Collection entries
......

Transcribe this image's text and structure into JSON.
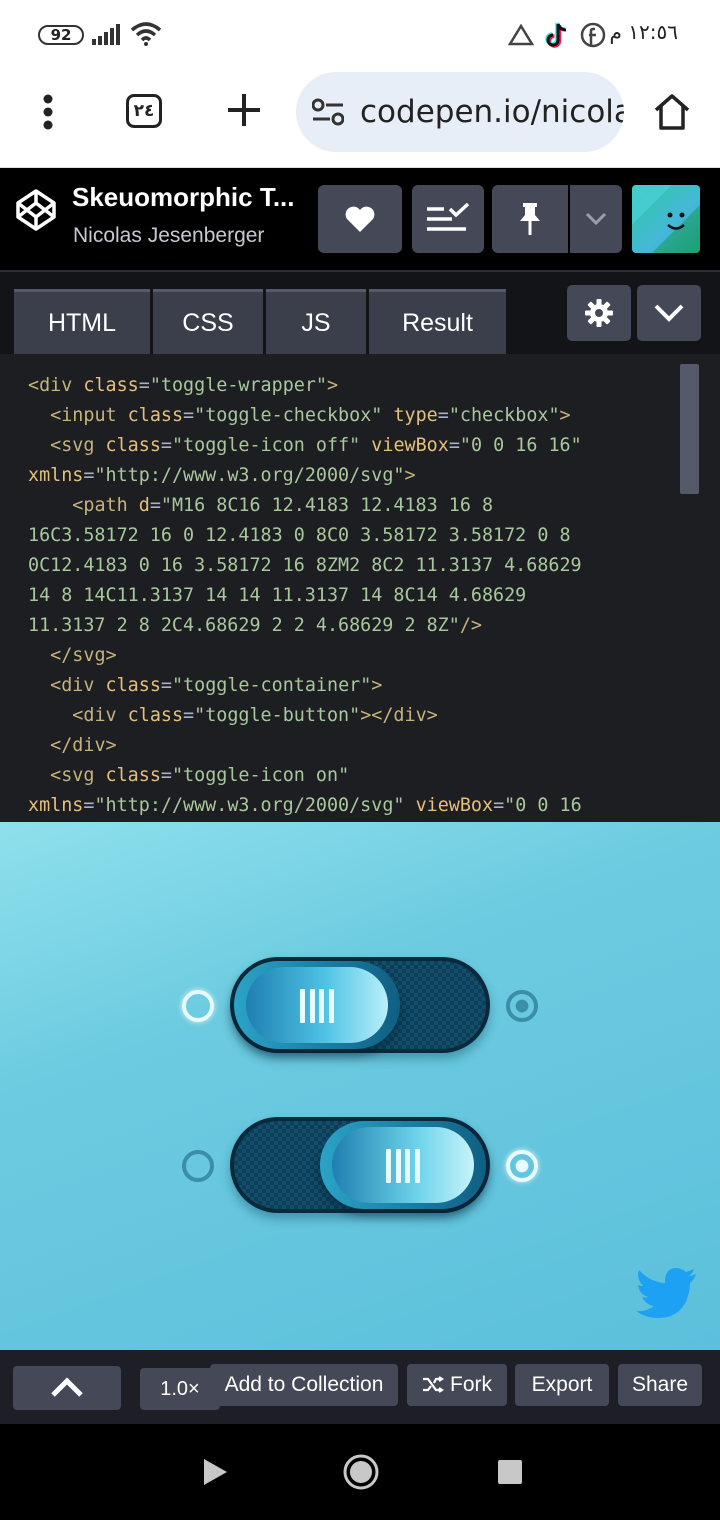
{
  "status_bar": {
    "battery": "92",
    "time": "١٢:٥٦ م"
  },
  "browser": {
    "tab_count": "٢٤",
    "url": "codepen.io/nicolas",
    "icons": [
      "more-vert-icon",
      "tabs-icon",
      "plus-icon",
      "site-settings-icon",
      "home-icon"
    ]
  },
  "header": {
    "title": "Skeuomorphic T...",
    "author": "Nicolas Jesenberger"
  },
  "editor": {
    "tabs": [
      "HTML",
      "CSS",
      "JS",
      "Result"
    ],
    "active_tab": "Result"
  },
  "code_lines": [
    [
      {
        "c": "tag",
        "t": "<div "
      },
      {
        "c": "attr",
        "t": "class"
      },
      {
        "c": "p",
        "t": "="
      },
      {
        "c": "str",
        "t": "\"toggle-wrapper\""
      },
      {
        "c": "tag",
        "t": ">"
      }
    ],
    [
      {
        "c": "p",
        "t": "  "
      },
      {
        "c": "tag",
        "t": "<input "
      },
      {
        "c": "attr",
        "t": "class"
      },
      {
        "c": "p",
        "t": "="
      },
      {
        "c": "str",
        "t": "\"toggle-checkbox\""
      },
      {
        "c": "p",
        "t": " "
      },
      {
        "c": "attr",
        "t": "type"
      },
      {
        "c": "p",
        "t": "="
      },
      {
        "c": "str",
        "t": "\"checkbox\""
      },
      {
        "c": "tag",
        "t": ">"
      }
    ],
    [
      {
        "c": "p",
        "t": "  "
      },
      {
        "c": "tag",
        "t": "<svg "
      },
      {
        "c": "attr",
        "t": "class"
      },
      {
        "c": "p",
        "t": "="
      },
      {
        "c": "str",
        "t": "\"toggle-icon off\""
      },
      {
        "c": "p",
        "t": " "
      },
      {
        "c": "attr",
        "t": "viewBox"
      },
      {
        "c": "p",
        "t": "="
      },
      {
        "c": "str",
        "t": "\"0 0 16 16\""
      }
    ],
    [
      {
        "c": "attr",
        "t": "xmlns"
      },
      {
        "c": "p",
        "t": "="
      },
      {
        "c": "str",
        "t": "\"http://www.w3.org/2000/svg\""
      },
      {
        "c": "tag",
        "t": ">"
      }
    ],
    [
      {
        "c": "p",
        "t": "    "
      },
      {
        "c": "tag",
        "t": "<path "
      },
      {
        "c": "attr",
        "t": "d"
      },
      {
        "c": "p",
        "t": "="
      },
      {
        "c": "str",
        "t": "\"M16 8C16 12.4183 12.4183 16 8"
      }
    ],
    [
      {
        "c": "str",
        "t": "16C3.58172 16 0 12.4183 0 8C0 3.58172 3.58172 0 8"
      }
    ],
    [
      {
        "c": "str",
        "t": "0C12.4183 0 16 3.58172 16 8ZM2 8C2 11.3137 4.68629"
      }
    ],
    [
      {
        "c": "str",
        "t": "14 8 14C11.3137 14 14 11.3137 14 8C14 4.68629"
      }
    ],
    [
      {
        "c": "str",
        "t": "11.3137 2 8 2C4.68629 2 2 4.68629 2 8Z\""
      },
      {
        "c": "tag",
        "t": "/>"
      }
    ],
    [
      {
        "c": "p",
        "t": "  "
      },
      {
        "c": "tag",
        "t": "</svg>"
      }
    ],
    [
      {
        "c": "p",
        "t": "  "
      },
      {
        "c": "tag",
        "t": "<div "
      },
      {
        "c": "attr",
        "t": "class"
      },
      {
        "c": "p",
        "t": "="
      },
      {
        "c": "str",
        "t": "\"toggle-container\""
      },
      {
        "c": "tag",
        "t": ">"
      }
    ],
    [
      {
        "c": "p",
        "t": "    "
      },
      {
        "c": "tag",
        "t": "<div "
      },
      {
        "c": "attr",
        "t": "class"
      },
      {
        "c": "p",
        "t": "="
      },
      {
        "c": "str",
        "t": "\"toggle-button\""
      },
      {
        "c": "tag",
        "t": "></div>"
      }
    ],
    [
      {
        "c": "p",
        "t": "  "
      },
      {
        "c": "tag",
        "t": "</div>"
      }
    ],
    [
      {
        "c": "p",
        "t": "  "
      },
      {
        "c": "tag",
        "t": "<svg "
      },
      {
        "c": "attr",
        "t": "class"
      },
      {
        "c": "p",
        "t": "="
      },
      {
        "c": "str",
        "t": "\"toggle-icon on\""
      }
    ],
    [
      {
        "c": "attr",
        "t": "xmlns"
      },
      {
        "c": "p",
        "t": "="
      },
      {
        "c": "str",
        "t": "\"http://www.w3.org/2000/svg\""
      },
      {
        "c": "p",
        "t": " "
      },
      {
        "c": "attr",
        "t": "viewBox"
      },
      {
        "c": "p",
        "t": "="
      },
      {
        "c": "str",
        "t": "\"0 0 16"
      }
    ]
  ],
  "result": {
    "toggles": [
      {
        "state": "off"
      },
      {
        "state": "on"
      }
    ]
  },
  "bottom_bar": {
    "zoom": "1.0×",
    "add_to_collection": "Add to Collection",
    "fork": "Fork",
    "export": "Export",
    "share": "Share"
  },
  "colors": {
    "accent_twitter": "#1da1f2",
    "panel": "#444857",
    "code_bg": "#1d1e22"
  }
}
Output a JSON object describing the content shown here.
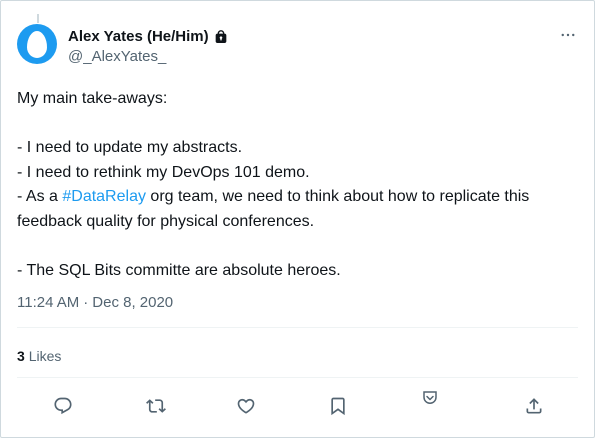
{
  "author": {
    "name": "Alex Yates (He/Him)",
    "handle": "@_AlexYates_",
    "protected_icon": "lock-icon"
  },
  "tweet": {
    "intro": "My main take-aways:",
    "line1": "- I need to update my abstracts.",
    "line2": "- I need to rethink my DevOps 101 demo.",
    "line3_prefix": "- As a ",
    "line3_hashtag": "#DataRelay",
    "line3_suffix": " org team, we need to think about how to replicate this feedback quality for physical conferences.",
    "line4": "- The SQL Bits committe are absolute heroes."
  },
  "meta": {
    "time": "11:24 AM",
    "separator": "·",
    "date": "Dec 8, 2020"
  },
  "stats": {
    "likes_count": "3",
    "likes_label": "Likes"
  },
  "actions": [
    "reply-icon",
    "retweet-icon",
    "like-icon",
    "bookmark-icon",
    "pocket-icon",
    "share-icon"
  ],
  "colors": {
    "accent": "#1d9bf0",
    "secondary_text": "#536471",
    "border": "#cfd9de"
  }
}
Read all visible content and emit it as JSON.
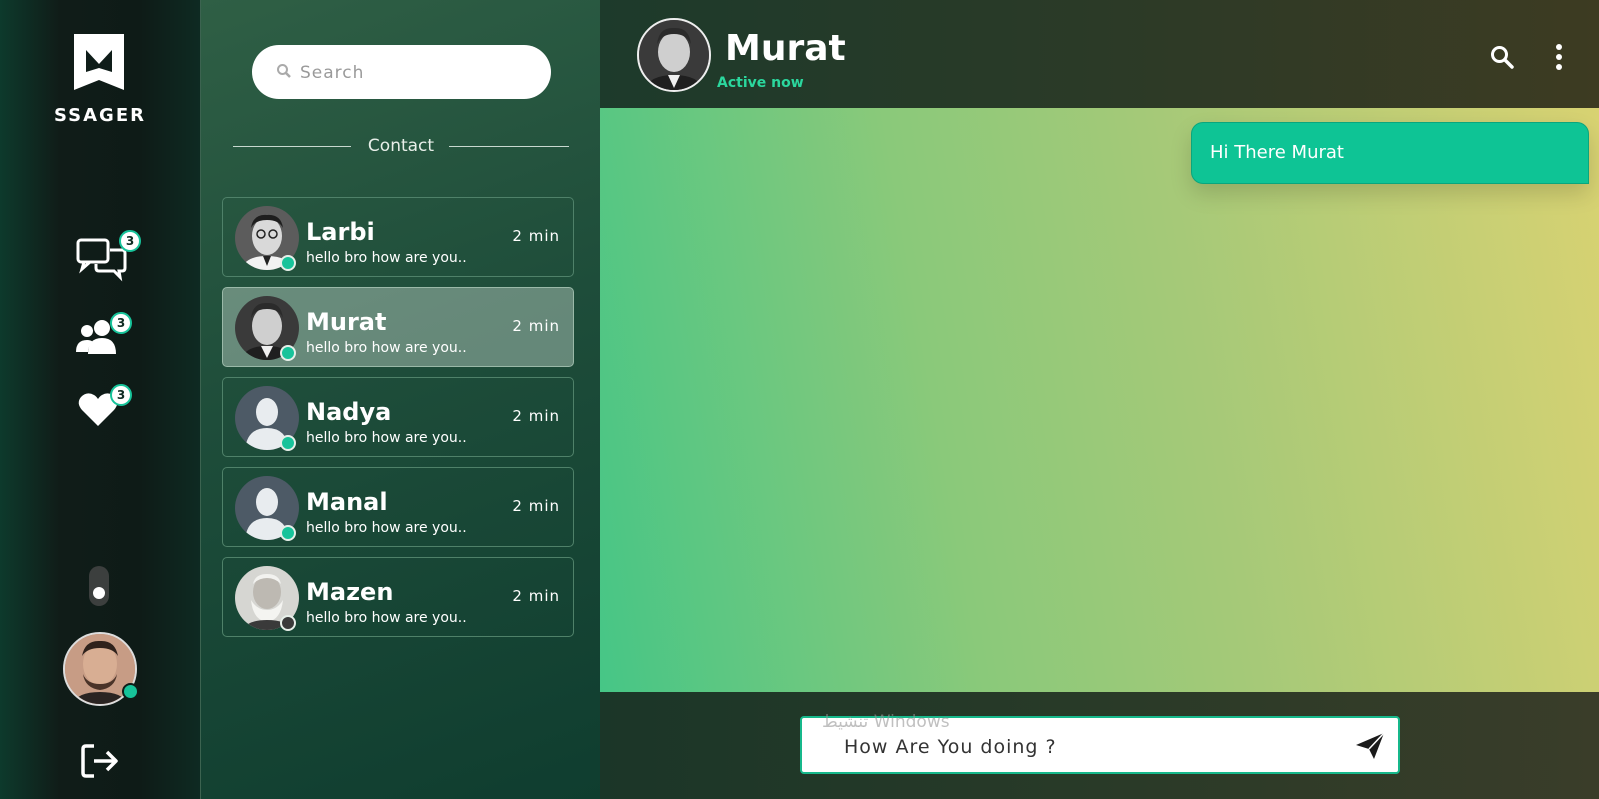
{
  "brand": {
    "name": "SSAGER"
  },
  "rail": {
    "items": [
      {
        "icon": "chats-icon",
        "badge": "3"
      },
      {
        "icon": "users-icon",
        "badge": "3"
      },
      {
        "icon": "heart-icon",
        "badge": "3"
      }
    ]
  },
  "contacts_panel": {
    "search_placeholder": "Search",
    "section_title": "Contact",
    "contacts": [
      {
        "name": "Larbi",
        "time": "2 min",
        "preview": "hello bro how are you...",
        "online": true,
        "active": false
      },
      {
        "name": "Murat",
        "time": "2 min",
        "preview": "hello bro how are you...",
        "online": true,
        "active": true
      },
      {
        "name": "Nadya",
        "time": "2 min",
        "preview": "hello bro how are you...",
        "online": true,
        "active": false
      },
      {
        "name": "Manal",
        "time": "2 min",
        "preview": "hello bro how are you...",
        "online": true,
        "active": false
      },
      {
        "name": "Mazen",
        "time": "2 min",
        "preview": "hello bro how are you...",
        "online": false,
        "active": false
      }
    ]
  },
  "chat": {
    "name": "Murat",
    "status": "Active now",
    "messages": [
      {
        "text": "Hi There Murat",
        "from": "me"
      }
    ],
    "composer_value": "How Are You doing ?"
  },
  "watermark": "تنشيط Windows",
  "colors": {
    "accent": "#0ec495",
    "online": "#17c39a",
    "offline": "#3a3a3a"
  }
}
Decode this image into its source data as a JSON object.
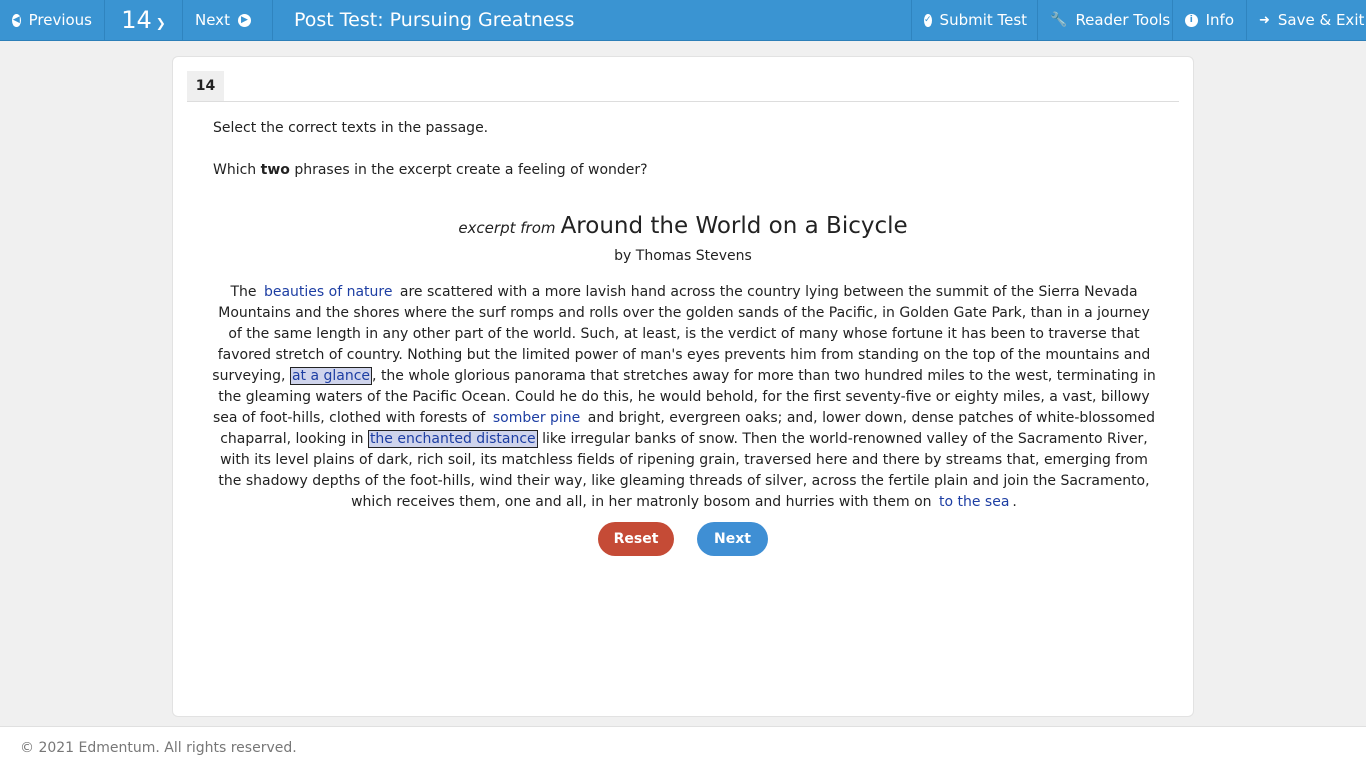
{
  "topbar": {
    "previous_label": "Previous",
    "question_number": "14",
    "next_label": "Next",
    "title": "Post Test: Pursuing Greatness",
    "submit_label": "Submit Test",
    "reader_tools_label": "Reader Tools",
    "info_label": "Info",
    "save_exit_label": "Save & Exit"
  },
  "question": {
    "number": "14",
    "instruction": "Select the correct texts in the passage.",
    "prompt_before": "Which ",
    "prompt_bold": "two",
    "prompt_after": " phrases in the excerpt create a feeling of wonder?"
  },
  "excerpt": {
    "prefix": "excerpt from",
    "title": "Around the World on a Bicycle",
    "author": "by Thomas Stevens"
  },
  "passage": {
    "p1": "The",
    "s1": "beauties of nature",
    "p2": "are scattered with a more lavish hand across the country lying between the summit of the Sierra Nevada Mountains and the shores where the surf romps and rolls over the golden sands of the Pacific, in Golden Gate Park, than in a journey of the same length in any other part of the world. Such, at least, is the verdict of many whose fortune it has been to traverse that favored stretch of country. Nothing but the limited power of man's eyes prevents him from standing on the top of the mountains and surveying,",
    "s2": "at a glance",
    "p3": ", the whole glorious panorama that stretches away for more than two hundred miles to the west, terminating in the gleaming waters of the Pacific Ocean. Could he do this, he would behold, for the first seventy-five or eighty miles, a vast, billowy sea of foot-hills, clothed with forests of",
    "s3": "somber pine",
    "p4": "and bright, evergreen oaks; and, lower down, dense patches of white-blossomed chaparral, looking in",
    "s4": "the enchanted distance",
    "p5": "like irregular banks of snow. Then the world-renowned valley of the Sacramento River, with its level plains of dark, rich soil, its matchless fields of ripening grain, traversed here and there by streams that, emerging from the shadowy depths of the foot-hills, wind their way, like gleaming threads of silver, across the fertile plain and join the Sacramento, which receives them, one and all, in her matronly bosom and hurries with them on",
    "s5": "to the sea",
    "p6": "."
  },
  "selected": [
    "at a glance",
    "the enchanted distance"
  ],
  "buttons": {
    "reset_label": "Reset",
    "next_label": "Next"
  },
  "footer": {
    "copyright": "© 2021 Edmentum. All rights reserved."
  },
  "colors": {
    "topbar": "#3a94d2",
    "selectable_text": "#1d3ea3",
    "reset_button": "#c54b36",
    "next_button": "#3f8fd4"
  }
}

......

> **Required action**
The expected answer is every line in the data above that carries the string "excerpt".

> **Response for this exercise**
    "prompt_after": " phrases in the excerpt create a feeling of wonder?"
  "excerpt": {
    "prefix": "excerpt from",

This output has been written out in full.